March 21, 2019
Cheyenne, WY–A nerve monitoring system that has been shown to significantly improve outcomes related to continence and sexual function after robotic prostatectomies is now being used at Cheyenne Regional Medical Center.
“The ProPep Nerve Monitoring System identifies the somatic nerves, which are hidden in the tissue surrounding the prostate,” said Dr. Timothy Gajewski, a urologist in practice at Cheyenne Urological, PC. “Using this system allows the surgeon to identify the location of these nerves and reduce inadvertent damage to them during laparoscopic and robotic prostate surgeries, allowing for improved continence and better sexual function outcomes for the patient.”
The ProPep is the first FDA-cleared real-time nerve monitoring system for use during laparoscopic and robotic prostatectomies. It has been in use at CRMC for about three months. Dr. Gajewski has extensive experience using the nerve monitoring system, first in North Carolina, where he was in medical practice through 2018, and now in Cheyenne.

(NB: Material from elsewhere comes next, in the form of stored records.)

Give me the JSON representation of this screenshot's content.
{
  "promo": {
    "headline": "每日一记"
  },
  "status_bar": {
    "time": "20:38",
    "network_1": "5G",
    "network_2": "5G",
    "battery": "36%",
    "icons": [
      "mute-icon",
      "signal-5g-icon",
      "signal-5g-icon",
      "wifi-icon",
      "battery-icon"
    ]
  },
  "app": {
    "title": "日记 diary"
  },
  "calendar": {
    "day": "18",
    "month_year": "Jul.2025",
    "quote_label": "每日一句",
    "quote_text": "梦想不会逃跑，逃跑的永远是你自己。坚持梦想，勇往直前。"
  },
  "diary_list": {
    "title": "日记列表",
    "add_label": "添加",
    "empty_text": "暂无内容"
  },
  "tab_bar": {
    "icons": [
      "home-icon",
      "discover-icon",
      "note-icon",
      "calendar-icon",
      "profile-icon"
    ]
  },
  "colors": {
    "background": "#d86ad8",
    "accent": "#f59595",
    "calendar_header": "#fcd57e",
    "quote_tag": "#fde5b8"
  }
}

Prostate cancer is the second most common cancer in men in the United States. About one in seven men will be diagnosed with prostate cancer during their lifetimes.
Urinary incontinence and sexual dysfunction are major side effects for many men after prostate surgery, with sexual dysfunction being a problem for up to 40 percent of men and urinary incontinence being a problem for up to 44 percent of men.

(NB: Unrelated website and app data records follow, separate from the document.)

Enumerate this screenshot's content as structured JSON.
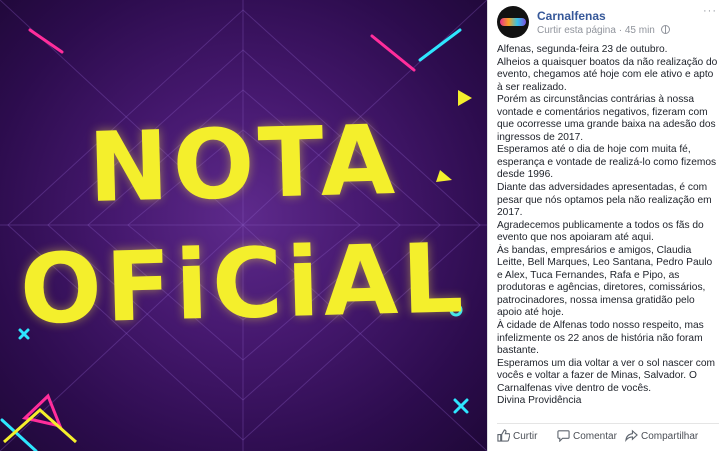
{
  "image": {
    "title_line1": "NOTA",
    "title_line2": "OFiCiAL",
    "colors": {
      "background": "#45186e",
      "title": "#f4ef2c",
      "accent_pink": "#ff2d9b",
      "accent_cyan": "#2ee6ff"
    }
  },
  "post": {
    "page_name": "Carnalfenas",
    "like_page": "Curtir esta página",
    "separator": "·",
    "time": "45 min",
    "privacy_icon": "globe-icon",
    "menu_icon": "more-options-icon",
    "paragraphs": [
      "Alfenas, segunda-feira 23 de outubro.",
      "Alheios a quaisquer boatos da não realização do evento, chegamos até hoje com ele ativo e apto à ser realizado.",
      "Porém as circunstâncias contrárias à nossa vontade e comentários negativos, fizeram com que ocorresse uma grande baixa na adesão dos ingressos de 2017.",
      "Esperamos até o dia de hoje com muita fé, esperança e vontade de realizá-lo como fizemos desde 1996.",
      "Diante das adversidades apresentadas, é com pesar que nós optamos pela não realização em 2017.",
      "Agradecemos publicamente a todos os fãs do evento que nos apoiaram até aqui.",
      "Às bandas, empresários e amigos, Claudia Leitte, Bell Marques, Leo Santana, Pedro Paulo e Alex, Tuca Fernandes, Rafa e Pipo, as produtoras e agências, diretores, comissários, patrocinadores, nossa imensa gratidão pelo apoio até hoje.",
      "À cidade de Alfenas todo nosso respeito, mas infelizmente os 22 anos de história não foram bastante.",
      "Esperamos um dia voltar a ver o sol nascer com vocês e voltar a fazer de Minas, Salvador. O Carnalfenas vive dentro de vocês.",
      "Divina Providência"
    ],
    "actions": {
      "like": "Curtir",
      "comment": "Comentar",
      "share": "Compartilhar"
    },
    "link_color": "#365899"
  }
}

Using this new system, nerve locations are monitored throughout the surgery, allowing the surgeon to make informed decisions on how to spare the nerves. Nationwide, surgeons using the nerve monitoring system have reported significantly better patient continence and sexual function outcomes after prostatectomies.

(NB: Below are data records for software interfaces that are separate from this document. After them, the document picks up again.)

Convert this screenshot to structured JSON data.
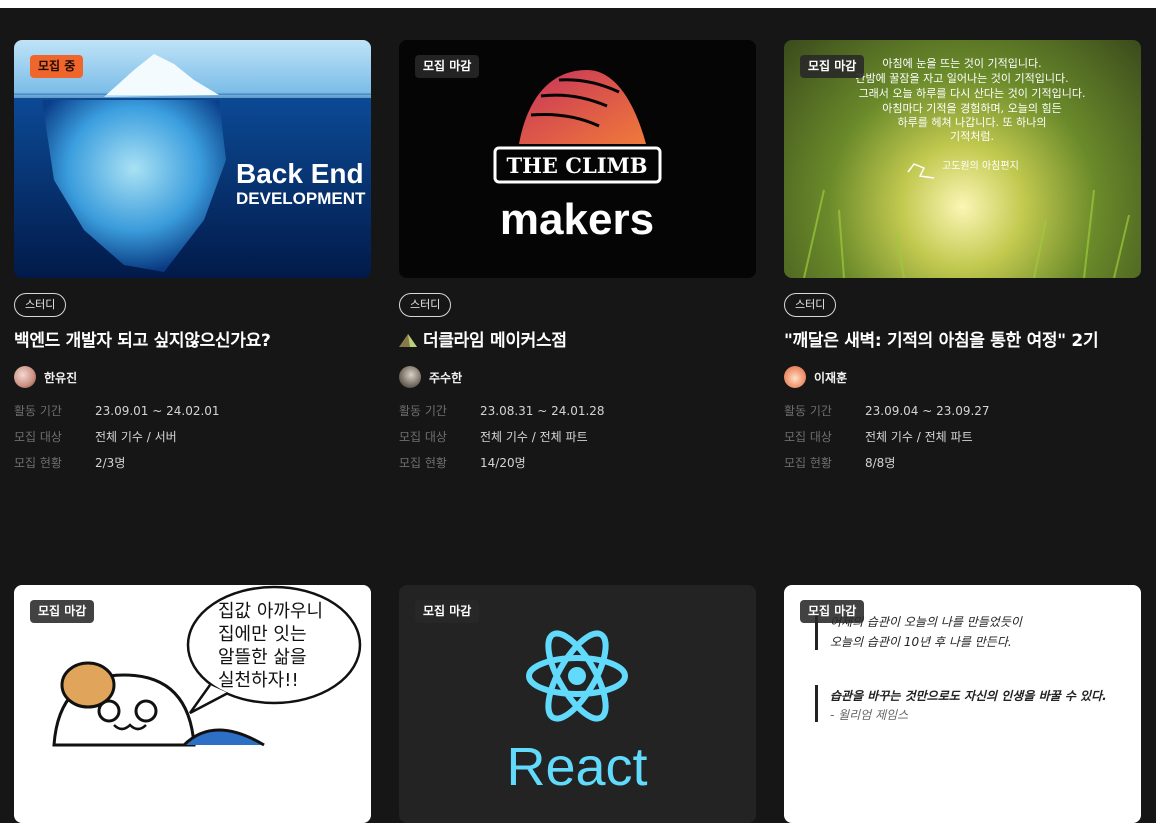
{
  "cards": [
    {
      "badge": "모집 중",
      "thumb_text": {
        "line1": "Back End",
        "line2": "DEVELOPMENT"
      },
      "tag": "스터디",
      "title": "백엔드 개발자 되고 싶지않으신가요?",
      "author": "한유진",
      "period_label": "활동 기간",
      "period": "23.09.01 ~ 24.02.01",
      "target_label": "모집 대상",
      "target": "전체 기수 / 서버",
      "status_label": "모집 현황",
      "status": "2/3명"
    },
    {
      "badge": "모집 마감",
      "thumb_text": {
        "line1": "THE CLIMB",
        "line2": "makers"
      },
      "tag": "스터디",
      "title": "더클라임 메이커스점",
      "author": "주수한",
      "period_label": "활동 기간",
      "period": "23.08.31 ~ 24.01.28",
      "target_label": "모집 대상",
      "target": "전체 기수 / 전체 파트",
      "status_label": "모집 현황",
      "status": "14/20명"
    },
    {
      "badge": "모집 마감",
      "thumb_text": {
        "lines": [
          "아침에 눈을 뜨는 것이 기적입니다.",
          "간밤에 꿀잠을 자고 일어나는 것이 기적입니다.",
          "그래서 오늘 하루를 다시 산다는 것이 기적입니다.",
          "아침마다 기적을 경험하며, 오늘의 힘든",
          "하루를 헤쳐 나갑니다. 또 하나의",
          "기적처럼."
        ],
        "signature": "고도원의 아침편지"
      },
      "tag": "스터디",
      "title": "\"깨달은 새벽: 기적의 아침을 통한 여정\" 2기",
      "author": "이재훈",
      "period_label": "활동 기간",
      "period": "23.09.04 ~ 23.09.27",
      "target_label": "모집 대상",
      "target": "전체 기수 / 전체 파트",
      "status_label": "모집 현황",
      "status": "8/8명"
    },
    {
      "badge": "모집 마감",
      "thumb_text": {
        "lines": [
          "집값 아까우니",
          "집에만 잇는",
          "알뜰한 삶을",
          "실천하자!!"
        ]
      }
    },
    {
      "badge": "모집 마감",
      "thumb_text": {
        "word": "React"
      }
    },
    {
      "badge": "모집 마감",
      "thumb_text": {
        "q1a": "어제의 습관이 오늘의 나를 만들었듯이",
        "q1b": "오늘의 습관이 10년 후 나를 만든다.",
        "q2a": "습관을 바꾸는 것만으로도 자신의 인생을 바꿀 수 있다.",
        "q2b": "- 윌리엄 제임스"
      }
    }
  ],
  "colors": {
    "background": "#161616",
    "open_badge": "#f0652b",
    "closed_badge": "#282828"
  },
  "icons": [
    "mountain-icon"
  ]
}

“This nerve monitoring system is considered the standard of care for laparoscopic and robotic prostatectomies,” Dr. Gajewski said. “We want our community to know that this important tool is now available for patients undergoing prostate surgeries at Cheyenne Regional Medical Center.”